--- PROVIDED DATA ---

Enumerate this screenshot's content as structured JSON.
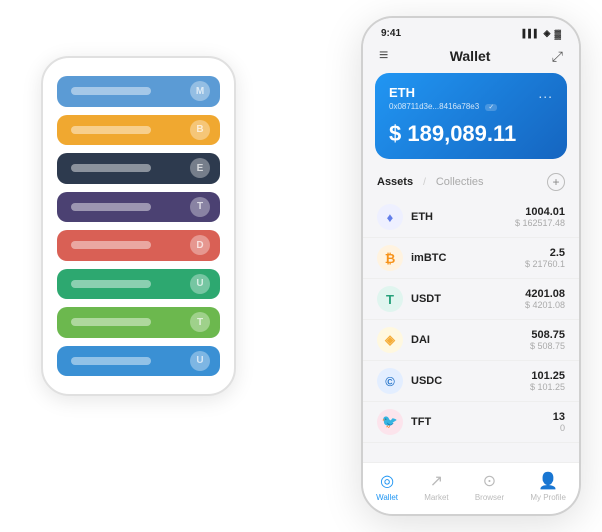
{
  "scene": {
    "back_phone": {
      "cards": [
        {
          "color": "#5b9bd5",
          "dot": "M"
        },
        {
          "color": "#f0a830",
          "dot": "B"
        },
        {
          "color": "#2d3a4e",
          "dot": "E"
        },
        {
          "color": "#4b4172",
          "dot": "T"
        },
        {
          "color": "#d96055",
          "dot": "D"
        },
        {
          "color": "#2da870",
          "dot": "U"
        },
        {
          "color": "#6cb84e",
          "dot": "T"
        },
        {
          "color": "#3a90d4",
          "dot": "U"
        }
      ]
    },
    "front_phone": {
      "status_bar": {
        "time": "9:41",
        "signal": "●●●",
        "wifi": "▲",
        "battery": "▐"
      },
      "header": {
        "menu_icon": "≡",
        "title": "Wallet",
        "expand_icon": "⤢"
      },
      "eth_card": {
        "title": "ETH",
        "address": "0x08711d3e...8416a78e3",
        "checkmark": "✓",
        "more": "...",
        "balance_symbol": "$",
        "balance": "189,089.11"
      },
      "assets_section": {
        "tab_active": "Assets",
        "tab_divider": "/",
        "tab_inactive": "Collecties",
        "add_icon": "+"
      },
      "assets": [
        {
          "icon": "♦",
          "icon_color": "#627eea",
          "icon_bg": "#eef0ff",
          "name": "ETH",
          "amount": "1004.01",
          "usd": "$ 162517.48"
        },
        {
          "icon": "₿",
          "icon_color": "#f7931a",
          "icon_bg": "#fff3e0",
          "name": "imBTC",
          "amount": "2.5",
          "usd": "$ 21760.1"
        },
        {
          "icon": "T",
          "icon_color": "#26a17b",
          "icon_bg": "#e0f5ef",
          "name": "USDT",
          "amount": "4201.08",
          "usd": "$ 4201.08"
        },
        {
          "icon": "◈",
          "icon_color": "#f5ac37",
          "icon_bg": "#fff8e0",
          "name": "DAI",
          "amount": "508.75",
          "usd": "$ 508.75"
        },
        {
          "icon": "©",
          "icon_color": "#2775ca",
          "icon_bg": "#e3eeff",
          "name": "USDC",
          "amount": "101.25",
          "usd": "$ 101.25"
        },
        {
          "icon": "🐦",
          "icon_color": "#e0447c",
          "icon_bg": "#fce4ec",
          "name": "TFT",
          "amount": "13",
          "usd": "0"
        }
      ],
      "bottom_nav": [
        {
          "icon": "◎",
          "label": "Wallet",
          "active": true
        },
        {
          "icon": "↗",
          "label": "Market",
          "active": false
        },
        {
          "icon": "⊙",
          "label": "Browser",
          "active": false
        },
        {
          "icon": "👤",
          "label": "My Profile",
          "active": false
        }
      ]
    }
  }
}
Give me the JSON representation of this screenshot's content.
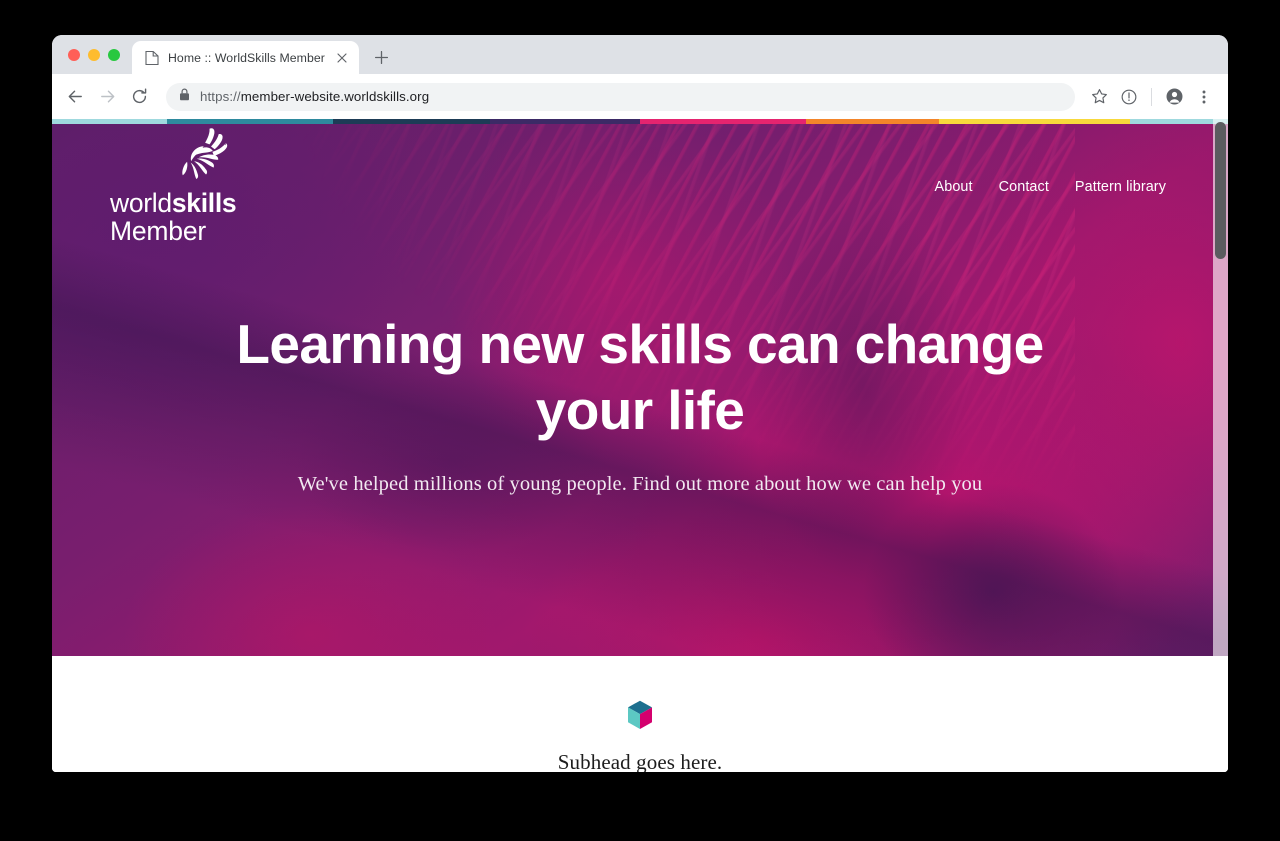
{
  "browser": {
    "traffic_lights": [
      "close",
      "minimize",
      "maximize"
    ],
    "tab": {
      "title": "Home :: WorldSkills Member",
      "favicon": "page-icon",
      "close_label": "×"
    },
    "new_tab_label": "+",
    "toolbar": {
      "back_label": "←",
      "forward_label": "→",
      "reload_label": "⟳",
      "url_scheme": "https://",
      "url_host": "member-website.worldskills.org",
      "url_full": "https://member-website.worldskills.org",
      "lock_icon": "lock-icon",
      "bookmark_icon": "star-icon",
      "info_icon": "info-circle-icon",
      "profile_icon": "profile-avatar-icon",
      "menu_icon": "three-dot-menu-icon"
    }
  },
  "site": {
    "accent_strip": [
      {
        "color": "#9fd9de",
        "width": 11.8
      },
      {
        "color": "#2e8a9e",
        "width": 16.9
      },
      {
        "color": "#1d3c56",
        "width": 16.1
      },
      {
        "color": "#3c2a66",
        "width": 15.3
      },
      {
        "color": "#e5246f",
        "width": 17.0
      },
      {
        "color": "#f3852a",
        "width": 13.6
      },
      {
        "color": "#f7d93c",
        "width": 19.5
      },
      {
        "color": "#9fd9de",
        "width": 10.0
      }
    ],
    "logo": {
      "mark": "worldskills-hand-logo-mark",
      "word_light": "world",
      "word_bold": "skills",
      "subtitle": "Member"
    },
    "nav": [
      {
        "label": "About",
        "name": "nav-link-about"
      },
      {
        "label": "Contact",
        "name": "nav-link-contact"
      },
      {
        "label": "Pattern library",
        "name": "nav-link-pattern-library"
      }
    ],
    "hero": {
      "heading": "Learning new skills can change your life",
      "subheading": "We've helped millions of young people. Find out more about how we can help you",
      "overlay_purple": "#5e1f68",
      "overlay_magenta": "#c8156c"
    },
    "feature": {
      "icon": "isometric-cube-icon",
      "cube_top_color": "#1d6f8f",
      "cube_left_color": "#5cc8c3",
      "cube_right_color": "#d4006e",
      "subhead": "Subhead goes here."
    }
  }
}
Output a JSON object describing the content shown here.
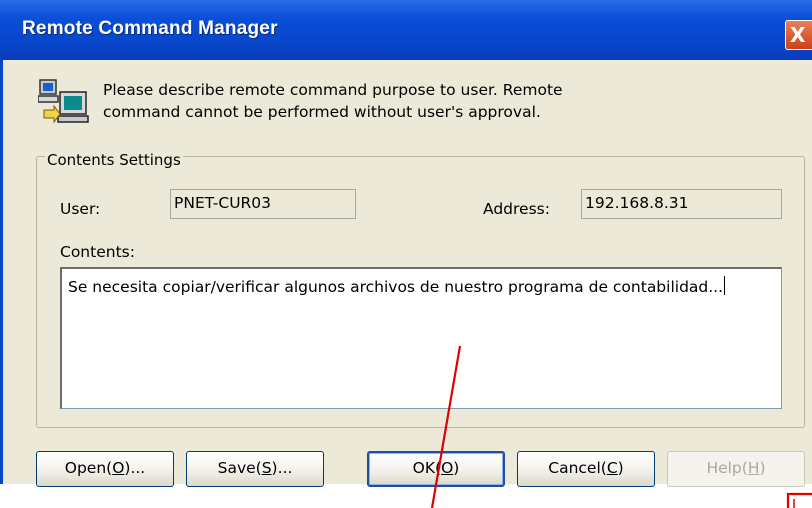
{
  "window": {
    "title": "Remote Command Manager",
    "close_glyph": "X"
  },
  "intro": {
    "icon": "computer-network-icon",
    "line1": "Please describe remote command purpose to user. Remote",
    "line2": "command cannot be performed without user's approval."
  },
  "contents_settings": {
    "group_label": "Contents Settings",
    "user_label": "User:",
    "user_value": "PNET-CUR03",
    "address_label": "Address:",
    "address_value": "192.168.8.31",
    "contents_label": "Contents:",
    "contents_value": "Se necesita copiar/verificar algunos archivos de nuestro programa de contabilidad..."
  },
  "buttons": {
    "open": "Open(O)...",
    "save": "Save(S)...",
    "ok": "OK(O)",
    "cancel": "Cancel(C)",
    "help": "Help(H)"
  },
  "colors": {
    "title_bar": "#0846cc",
    "dialog_face": "#ece9d8",
    "close_button": "#d4502a",
    "annotation_line": "#e00000"
  }
}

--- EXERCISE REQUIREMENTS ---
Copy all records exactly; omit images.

--- SOLUTION FOR THIS EXERCISE ---
Enumerate this screenshot's content as structured JSON.
{
  "scene": {
    "back_phone": {
      "cards": [
        {
          "color": "#5b9bd5",
          "dot": "M"
        },
        {
          "color": "#f0a830",
          "dot": "B"
        },
        {
          "color": "#2d3a4e",
          "dot": "E"
        },
        {
          "color": "#4b4172",
          "dot": "T"
        },
        {
          "color": "#d96055",
          "dot": "D"
        },
        {
          "color": "#2da870",
          "dot": "U"
        },
        {
          "color": "#6cb84e",
          "dot": "T"
        },
        {
          "color": "#3a90d4",
          "dot": "U"
        }
      ]
    },
    "front_phone": {
      "status_bar": {
        "time": "9:41",
        "signal": "●●●",
        "wifi": "▲",
        "battery": "▐"
      },
      "header": {
        "menu_icon": "≡",
        "title": "Wallet",
        "expand_icon": "⤢"
      },
      "eth_card": {
        "title": "ETH",
        "address": "0x08711d3e...8416a78e3",
        "checkmark": "✓",
        "more": "...",
        "balance_symbol": "$",
        "balance": "189,089.11"
      },
      "assets_section": {
        "tab_active": "Assets",
        "tab_divider": "/",
        "tab_inactive": "Collecties",
        "add_icon": "+"
      },
      "assets": [
        {
          "icon": "♦",
          "icon_color": "#627eea",
          "icon_bg": "#eef0ff",
          "name": "ETH",
          "amount": "1004.01",
          "usd": "$ 162517.48"
        },
        {
          "icon": "₿",
          "icon_color": "#f7931a",
          "icon_bg": "#fff3e0",
          "name": "imBTC",
          "amount": "2.5",
          "usd": "$ 21760.1"
        },
        {
          "icon": "T",
          "icon_color": "#26a17b",
          "icon_bg": "#e0f5ef",
          "name": "USDT",
          "amount": "4201.08",
          "usd": "$ 4201.08"
        },
        {
          "icon": "◈",
          "icon_color": "#f5ac37",
          "icon_bg": "#fff8e0",
          "name": "DAI",
          "amount": "508.75",
          "usd": "$ 508.75"
        },
        {
          "icon": "©",
          "icon_color": "#2775ca",
          "icon_bg": "#e3eeff",
          "name": "USDC",
          "amount": "101.25",
          "usd": "$ 101.25"
        },
        {
          "icon": "🐦",
          "icon_color": "#e0447c",
          "icon_bg": "#fce4ec",
          "name": "TFT",
          "amount": "13",
          "usd": "0"
        }
      ],
      "bottom_nav": [
        {
          "icon": "◎",
          "label": "Wallet",
          "active": true
        },
        {
          "icon": "↗",
          "label": "Market",
          "active": false
        },
        {
          "icon": "⊙",
          "label": "Browser",
          "active": false
        },
        {
          "icon": "👤",
          "label": "My Profile",
          "active": false
        }
      ]
    }
  }
}
Give me the JSON representation of this screenshot's content.
{
  "browser": {
    "traffic_lights": [
      "close",
      "minimize",
      "maximize"
    ],
    "tab": {
      "title": "Home :: WorldSkills Member",
      "favicon": "page-icon",
      "close_label": "×"
    },
    "new_tab_label": "+",
    "toolbar": {
      "back_label": "←",
      "forward_label": "→",
      "reload_label": "⟳",
      "url_scheme": "https://",
      "url_host": "member-website.worldskills.org",
      "url_full": "https://member-website.worldskills.org",
      "lock_icon": "lock-icon",
      "bookmark_icon": "star-icon",
      "info_icon": "info-circle-icon",
      "profile_icon": "profile-avatar-icon",
      "menu_icon": "three-dot-menu-icon"
    }
  },
  "site": {
    "accent_strip": [
      {
        "color": "#9fd9de",
        "width": 11.8
      },
      {
        "color": "#2e8a9e",
        "width": 16.9
      },
      {
        "color": "#1d3c56",
        "width": 16.1
      },
      {
        "color": "#3c2a66",
        "width": 15.3
      },
      {
        "color": "#e5246f",
        "width": 17.0
      },
      {
        "color": "#f3852a",
        "width": 13.6
      },
      {
        "color": "#f7d93c",
        "width": 19.5
      },
      {
        "color": "#9fd9de",
        "width": 10.0
      }
    ],
    "logo": {
      "mark": "worldskills-hand-logo-mark",
      "word_light": "world",
      "word_bold": "skills",
      "subtitle": "Member"
    },
    "nav": [
      {
        "label": "About",
        "name": "nav-link-about"
      },
      {
        "label": "Contact",
        "name": "nav-link-contact"
      },
      {
        "label": "Pattern library",
        "name": "nav-link-pattern-library"
      }
    ],
    "hero": {
      "heading": "Learning new skills can change your life",
      "subheading": "We've helped millions of young people. Find out more about how we can help you",
      "overlay_purple": "#5e1f68",
      "overlay_magenta": "#c8156c"
    },
    "feature": {
      "icon": "isometric-cube-icon",
      "cube_top_color": "#1d6f8f",
      "cube_left_color": "#5cc8c3",
      "cube_right_color": "#d4006e",
      "subhead": "Subhead goes here."
    }
  }
}
Output a JSON object describing the content shown here.
{
  "window": {
    "title": "Remote Command Manager",
    "close_glyph": "X"
  },
  "intro": {
    "icon": "computer-network-icon",
    "line1": "Please describe remote command purpose to user. Remote",
    "line2": "command cannot be performed without user's approval."
  },
  "contents_settings": {
    "group_label": "Contents Settings",
    "user_label": "User:",
    "user_value": "PNET-CUR03",
    "address_label": "Address:",
    "address_value": "192.168.8.31",
    "contents_label": "Contents:",
    "contents_value": "Se necesita copiar/verificar algunos archivos de nuestro programa de contabilidad..."
  },
  "buttons": {
    "open": "Open(O)...",
    "save": "Save(S)...",
    "ok": "OK(O)",
    "cancel": "Cancel(C)",
    "help": "Help(H)"
  },
  "colors": {
    "title_bar": "#0846cc",
    "dialog_face": "#ece9d8",
    "close_button": "#d4502a",
    "annotation_line": "#e00000"
  }
}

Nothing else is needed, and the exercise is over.